RECORDS SHOWN:
◆ ◆ ◆ ◆ ◆

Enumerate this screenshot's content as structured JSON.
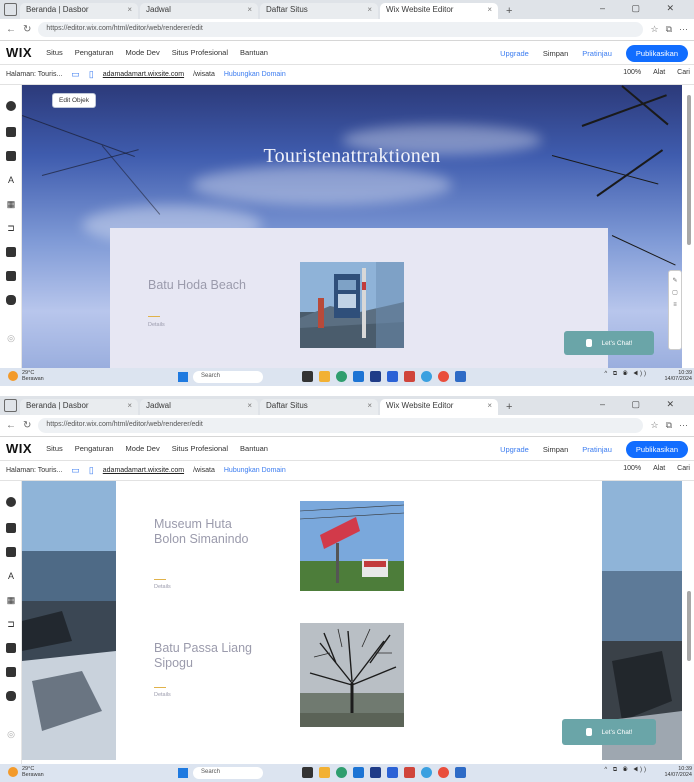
{
  "screens": [
    {
      "tabs": [
        "Beranda | Dasbor",
        "Jadwal",
        "Daftar Situs",
        "Wix Website Editor"
      ],
      "url": "https://editor.wix.com/html/editor/web/renderer/edit",
      "wix": {
        "logo": "WIX",
        "menu": [
          "Situs",
          "Pengaturan",
          "Mode Dev",
          "Situs Profesional",
          "Bantuan"
        ],
        "upgrade": "Upgrade",
        "save": "Simpan",
        "preview": "Pratinjau",
        "publish": "Publikasikan"
      },
      "editbar": {
        "page": "Halaman: Touris...",
        "domain": "adamadamart.wixsite.com",
        "site": "/wisata",
        "connect_domain": "Hubungkan Domain",
        "zoom": "100%",
        "tools": "Alat",
        "search": "Cari"
      },
      "hero": {
        "kicker": "",
        "title": "Touristenattraktionen"
      },
      "edit_chip": "Edit Objek",
      "items": [
        {
          "title": "Batu Hoda Beach",
          "sub": "Details"
        }
      ],
      "chat": "Let's Chat!"
    },
    {
      "tabs": [
        "Beranda | Dasbor",
        "Jadwal",
        "Daftar Situs",
        "Wix Website Editor"
      ],
      "url": "https://editor.wix.com/html/editor/web/renderer/edit",
      "wix": {
        "logo": "WIX",
        "menu": [
          "Situs",
          "Pengaturan",
          "Mode Dev",
          "Situs Profesional",
          "Bantuan"
        ],
        "upgrade": "Upgrade",
        "save": "Simpan",
        "preview": "Pratinjau",
        "publish": "Publikasikan"
      },
      "editbar": {
        "page": "Halaman: Touris...",
        "domain": "adamadamart.wixsite.com",
        "site": "/wisata",
        "connect_domain": "Hubungkan Domain",
        "zoom": "100%",
        "tools": "Alat",
        "search": "Cari"
      },
      "items": [
        {
          "title": "Museum Huta Bolon Simanindo",
          "sub": "Details"
        },
        {
          "title": "Batu Passa Liang Sipogu",
          "sub": "Details"
        }
      ],
      "chat": "Let's Chat!"
    }
  ],
  "taskbar": {
    "search": "Search",
    "weather": "29°C",
    "weather_desc": "Berawan",
    "time": "10:39",
    "date": "14/07/2024"
  },
  "colors": {
    "publish": "#116dff",
    "chat": "#6aa5a8",
    "card": "#e7e7f3",
    "accent_rule": "#e0b24a"
  }
}
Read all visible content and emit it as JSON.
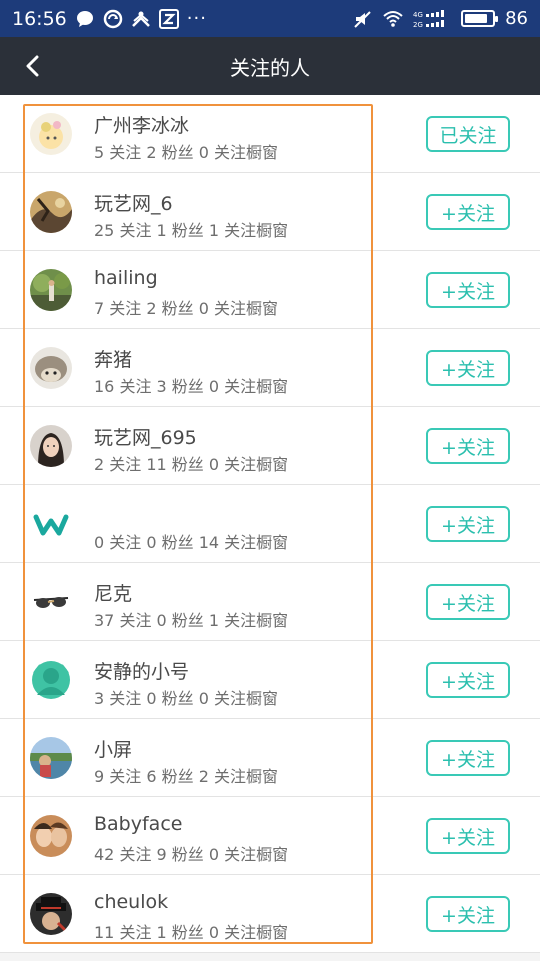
{
  "status_bar": {
    "time": "16:56",
    "battery_level": "86",
    "battery_fraction": 0.86,
    "icons": [
      "chat-bubble-icon",
      "sync-icon",
      "network-share-icon",
      "z-app-icon",
      "more-dots-icon",
      "mute-icon",
      "wifi-icon",
      "signal-icon",
      "battery-icon"
    ],
    "more": "···",
    "signal_labels": [
      "4G",
      "2G"
    ]
  },
  "header": {
    "title": "关注的人",
    "back_icon": "chevron-left-icon"
  },
  "colors": {
    "status_bar_bg": "#1d3b7a",
    "app_bar_bg": "#2b3039",
    "accent": "#39c9b6",
    "highlight": "#f0923c"
  },
  "users": [
    {
      "name": "广州李冰冰",
      "stats": "5 关注 2 粉丝 0 关注橱窗",
      "button": "已关注",
      "avatar": "cartoon-avatar"
    },
    {
      "name": "玩艺网_6",
      "stats": "25 关注 1 粉丝 1 关注橱窗",
      "button": "+关注",
      "avatar": "artwork-avatar"
    },
    {
      "name": "hailing",
      "stats": "7 关注 2 粉丝 0 关注橱窗",
      "button": "+关注",
      "avatar": "outdoor-photo-avatar"
    },
    {
      "name": "奔猪",
      "stats": "16 关注 3 粉丝 0 关注橱窗",
      "button": "+关注",
      "avatar": "hedgehog-avatar"
    },
    {
      "name": "玩艺网_695",
      "stats": "2 关注 11 粉丝 0 关注橱窗",
      "button": "+关注",
      "avatar": "portrait-avatar"
    },
    {
      "name": "",
      "stats": "0 关注 0 粉丝 14 关注橱窗",
      "button": "+关注",
      "avatar": "w-logo-avatar"
    },
    {
      "name": "尼克",
      "stats": "37 关注 0 粉丝 1 关注橱窗",
      "button": "+关注",
      "avatar": "sunglasses-avatar"
    },
    {
      "name": "安静的小号",
      "stats": "3 关注 0 粉丝 0 关注橱窗",
      "button": "+关注",
      "avatar": "default-green-avatar"
    },
    {
      "name": "小屏",
      "stats": "9 关注 6 粉丝 2 关注橱窗",
      "button": "+关注",
      "avatar": "lake-photo-avatar"
    },
    {
      "name": "Babyface",
      "stats": "42 关注 9 粉丝 0 关注橱窗",
      "button": "+关注",
      "avatar": "selfie-avatar"
    },
    {
      "name": "cheulok",
      "stats": "11 关注 1 粉丝 0 关注橱窗",
      "button": "+关注",
      "avatar": "hat-person-avatar"
    }
  ]
}
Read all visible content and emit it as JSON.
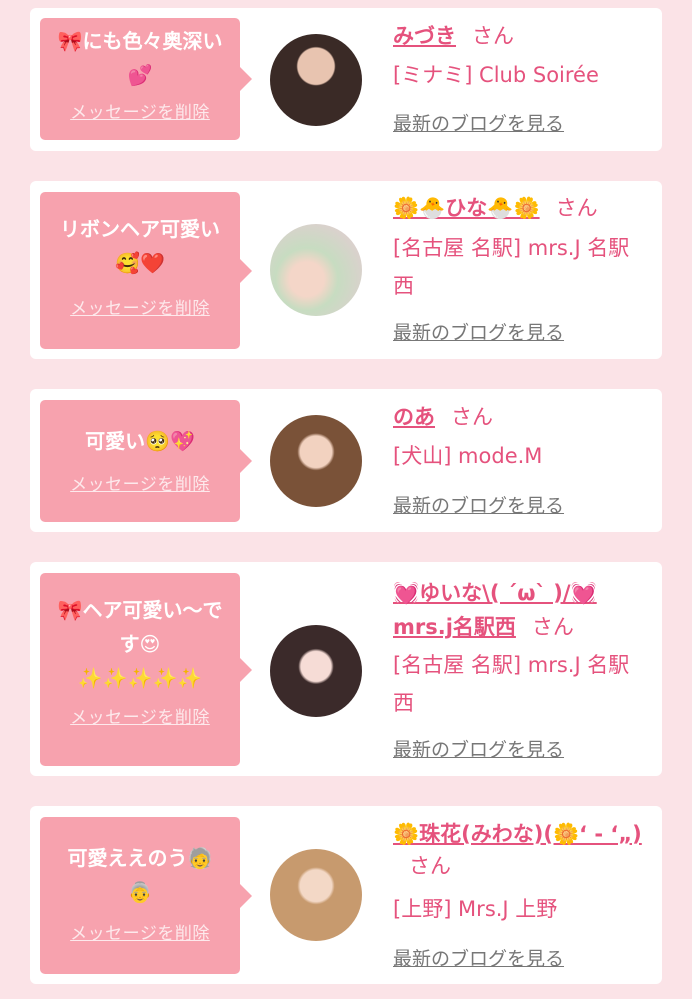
{
  "entries": [
    {
      "message": "🎀にも色々奥深い\n💕",
      "delete_label": "メッセージを削除",
      "name": "みづき",
      "honorific": "さん",
      "shop": "[ミナミ] Club Soirée",
      "blog_link": "最新のブログを見る"
    },
    {
      "message": "リボンヘア可愛い\n🥰❤️",
      "delete_label": "メッセージを削除",
      "name": "🌼🐣ひな🐣🌼",
      "honorific": "さん",
      "shop": "[名古屋 名駅] mrs.J 名駅西",
      "blog_link": "最新のブログを見る"
    },
    {
      "message": "可愛い🥺💖",
      "delete_label": "メッセージを削除",
      "name": "のあ",
      "honorific": "さん",
      "shop": "[犬山] mode.M",
      "blog_link": "最新のブログを見る"
    },
    {
      "message": "🎀ヘア可愛い〜で\nす😍\n✨✨✨✨✨",
      "delete_label": "メッセージを削除",
      "name": "💓ゆいな\\( ´ω` )/💓mrs.j名駅西",
      "honorific": "さん",
      "shop": "[名古屋 名駅] mrs.J 名駅西",
      "blog_link": "最新のブログを見る"
    },
    {
      "message": "可愛ええのう🧓\n👵",
      "delete_label": "メッセージを削除",
      "name": "🌼珠花(みわな)(🌼‘ - ‘„)",
      "honorific": "さん",
      "shop": "[上野] Mrs.J 上野",
      "blog_link": "最新のブログを見る"
    }
  ],
  "colors": {
    "background": "#fbe3e7",
    "bubble": "#f7a2ae",
    "accent": "#e5527d",
    "link_gray": "#777777"
  }
}
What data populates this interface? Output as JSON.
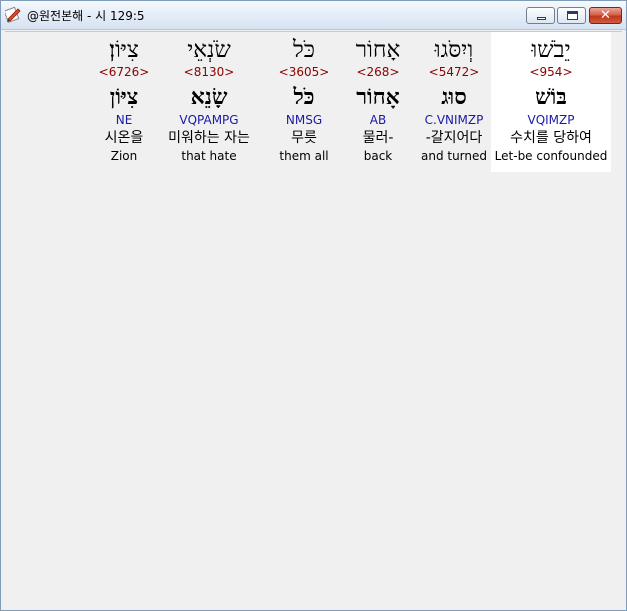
{
  "window": {
    "title": "@원전본해 - 시 129:5"
  },
  "words": [
    {
      "hebrew": "צִיּוֹן׃",
      "strong": "<6726>",
      "root": "צִיּוֹן",
      "parse": "NE",
      "korean": "시온을",
      "english": "Zion"
    },
    {
      "hebrew": "שֹׂנְאֵי",
      "strong": "<8130>",
      "root": "שָׂנֵא",
      "parse": "VQPAMPG",
      "korean": "미워하는 자는",
      "english": "that hate"
    },
    {
      "hebrew": "כֹּל",
      "strong": "<3605>",
      "root": "כֹּל",
      "parse": "NMSG",
      "korean": "무릇",
      "english": "them all"
    },
    {
      "hebrew": "אָחוֹר",
      "strong": "<268>",
      "root": "אָחוֹר",
      "parse": "AB",
      "korean": "물러-",
      "english": "back"
    },
    {
      "hebrew": "וְיִסֹּגוּ",
      "strong": "<5472>",
      "root": "סוּג",
      "parse": "C.VNIMZP",
      "korean": "-갈지어다",
      "english": "and turned"
    },
    {
      "hebrew": "יֵבֹשׁוּ",
      "strong": "<954>",
      "root": "בּוֹשׁ",
      "parse": "VQIMZP",
      "korean": "수치를 당하여",
      "english": "Let-be confounded"
    }
  ]
}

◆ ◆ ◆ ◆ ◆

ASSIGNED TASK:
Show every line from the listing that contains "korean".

EXERCISE RESPONSE:
      "korean": "시온을",
      "korean": "미워하는 자는",
      "korean": "무릇",
      "korean": "물러-",
      "korean": "-갈지어다",
      "korean": "수치를 당하여",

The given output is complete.